Nippoldt TB, Reame NE, Kelch RP, Marshall JC. The roles of estradiol and progesterone in decreasing luteinizing hormone pulse frequency in the luteal phase of the menstrual cycle. J Clin Endocrinol Metab. 1989 Jul; 69(1):67-76. PubMed 2499593

Rebar RW. The ovaries. In: Wyngaarden JB, Smith LH Jr, eds.Cecil Textbook of Medicine. 18th ed. vol 2. Philadelphia, Pa: WB Saunders Co;1988:1425-1446.

Romero R, Scoccia B, Mazor M, Wu YK, Benveniste R. Evidence for a local change in the progesterone/estrogen ratio in human parturition at term. Am J Obstet Gynecol. 1988 Sep; 159(3):657-660. PubMed 2971319

Stewart MO1, Whittaker PG, Persson B, Hanson U, Lind T. A longitudinal study of circulating progesterone, oestradiol, hCG and hPL during pregnancy in type 1 diabetic mothers. Br J Obstet Gynaecol. 1989 Apr; 96(4):415-423. PubMed 2751954

Collection Details:

Collection Instructions:

Red-top tube or gel-barrier tube.

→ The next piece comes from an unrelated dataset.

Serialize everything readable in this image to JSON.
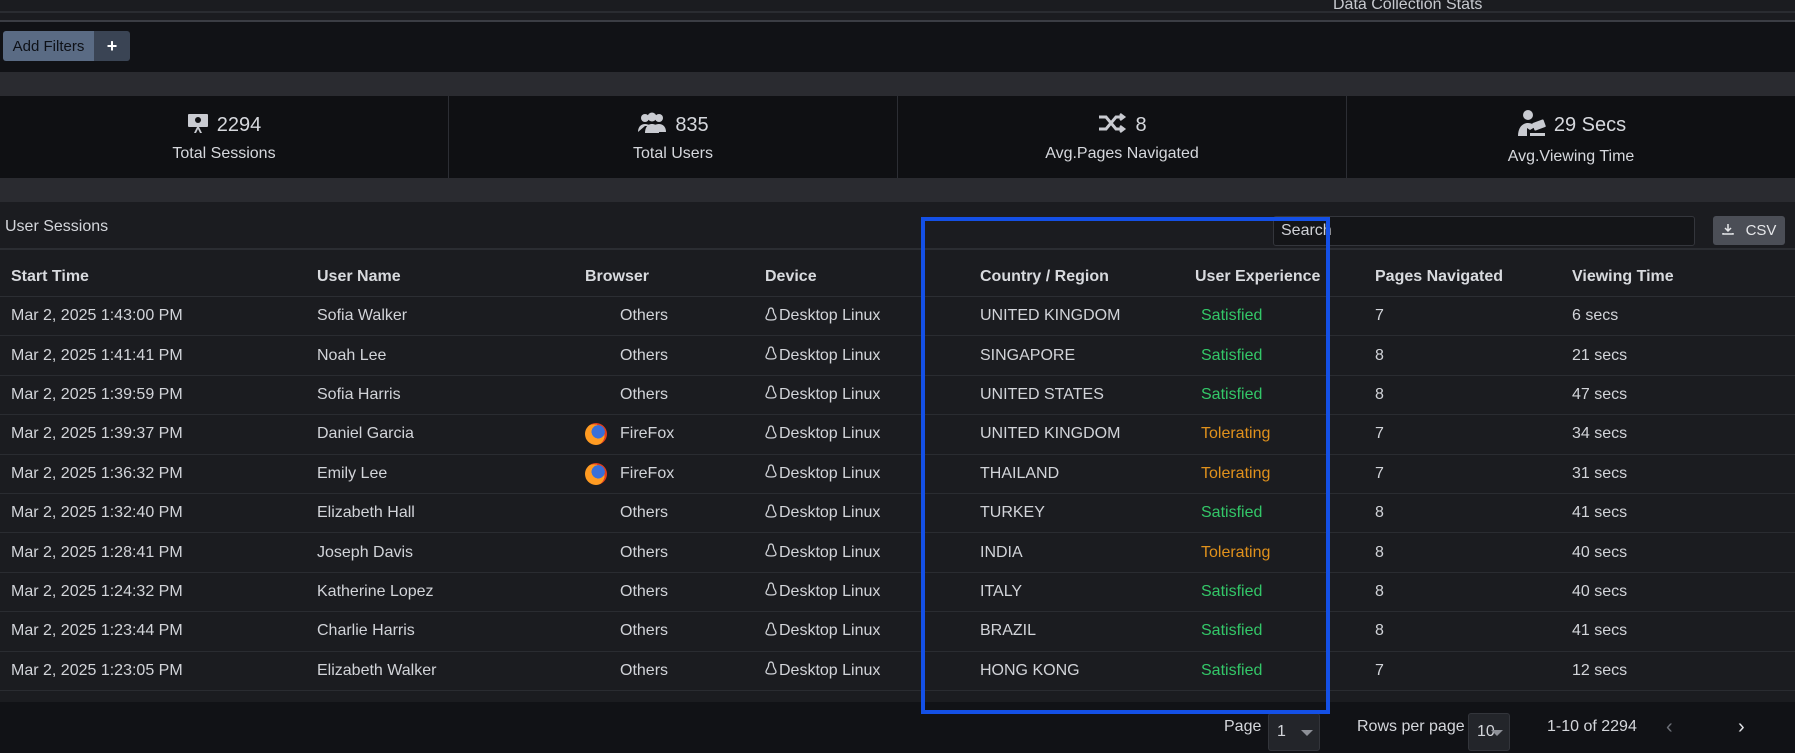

If a red-top tube is used, transfer separated serum to a plastic transport tube.

Room temperature.